Microsoft Office Tutorials and References
In Depth Information
Customizing the Appearance
of the Windows Interface
In the past few chapters, you customized various parts of the operating
system, starting with the logon screen. After customizing the Start screen and the
taskbar, you spent some time customizing the desktop, too. This chapter shows
you how to customize what the entire user interface looks like by changing the
theme or visual style and fine-tuning the settings of both.
In the sections that follow, you learn how to make major alterations in the way
your computer looks (much more than you’ve learned so far). First, I explain the
differences between a theme and a visual style, to clear up any possible
confusion you might have. Then you learn how to create an advanced theme. Next, I
show you how to make the legacy desktop easier to use on touch devices. This
chapter ends by introducing an easy way to give Windows 8 a completely
different look with a third-party skinning utility called WindowBlinds.
Working with Themes
Themes have been a part of Windows for a long time. Ever since Windows 95
was released, themes made it possible to save the configuration of the fonts,
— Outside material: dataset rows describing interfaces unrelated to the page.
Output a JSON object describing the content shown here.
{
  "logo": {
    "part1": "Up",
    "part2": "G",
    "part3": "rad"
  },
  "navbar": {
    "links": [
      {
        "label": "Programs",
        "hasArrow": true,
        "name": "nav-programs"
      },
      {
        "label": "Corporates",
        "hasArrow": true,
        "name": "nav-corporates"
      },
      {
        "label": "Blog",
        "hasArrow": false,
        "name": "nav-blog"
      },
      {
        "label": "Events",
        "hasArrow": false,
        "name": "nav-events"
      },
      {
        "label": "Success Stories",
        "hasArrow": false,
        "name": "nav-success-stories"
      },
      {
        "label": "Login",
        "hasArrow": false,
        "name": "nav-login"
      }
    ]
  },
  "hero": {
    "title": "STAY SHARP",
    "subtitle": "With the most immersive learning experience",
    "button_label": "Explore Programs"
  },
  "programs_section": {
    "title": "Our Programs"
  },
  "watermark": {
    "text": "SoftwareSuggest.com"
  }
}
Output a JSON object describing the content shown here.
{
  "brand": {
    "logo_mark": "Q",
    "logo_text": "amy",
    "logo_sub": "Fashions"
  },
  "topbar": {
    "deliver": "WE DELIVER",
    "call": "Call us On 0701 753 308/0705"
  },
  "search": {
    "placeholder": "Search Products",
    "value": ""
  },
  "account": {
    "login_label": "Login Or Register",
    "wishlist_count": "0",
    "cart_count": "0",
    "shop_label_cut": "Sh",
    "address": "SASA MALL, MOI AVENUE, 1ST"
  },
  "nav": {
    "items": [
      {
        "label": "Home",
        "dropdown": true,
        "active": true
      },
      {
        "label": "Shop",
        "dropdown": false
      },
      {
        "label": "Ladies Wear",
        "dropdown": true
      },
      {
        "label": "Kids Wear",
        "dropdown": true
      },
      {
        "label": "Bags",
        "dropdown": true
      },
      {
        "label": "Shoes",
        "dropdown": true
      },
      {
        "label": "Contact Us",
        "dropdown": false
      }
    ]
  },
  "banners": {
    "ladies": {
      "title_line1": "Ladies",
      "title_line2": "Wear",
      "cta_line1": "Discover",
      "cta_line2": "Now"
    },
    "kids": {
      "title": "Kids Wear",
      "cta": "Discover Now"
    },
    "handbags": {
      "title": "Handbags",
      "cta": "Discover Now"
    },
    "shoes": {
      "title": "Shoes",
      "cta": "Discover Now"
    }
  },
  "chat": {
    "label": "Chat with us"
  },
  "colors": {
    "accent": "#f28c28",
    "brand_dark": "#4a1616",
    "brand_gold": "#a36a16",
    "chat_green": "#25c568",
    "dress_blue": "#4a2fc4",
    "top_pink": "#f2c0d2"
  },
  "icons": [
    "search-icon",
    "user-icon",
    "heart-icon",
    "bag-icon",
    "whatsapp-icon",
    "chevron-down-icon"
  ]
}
colors, visual style, wallpaper, mouse cursors, and even the sounds that are used.
Throughout the years, not a lot has changed in the theme world. Originally,
you had to buy Microsoft Plus to use themes, but now the ability to use themes
is included in all the latest Microsoft operating systems.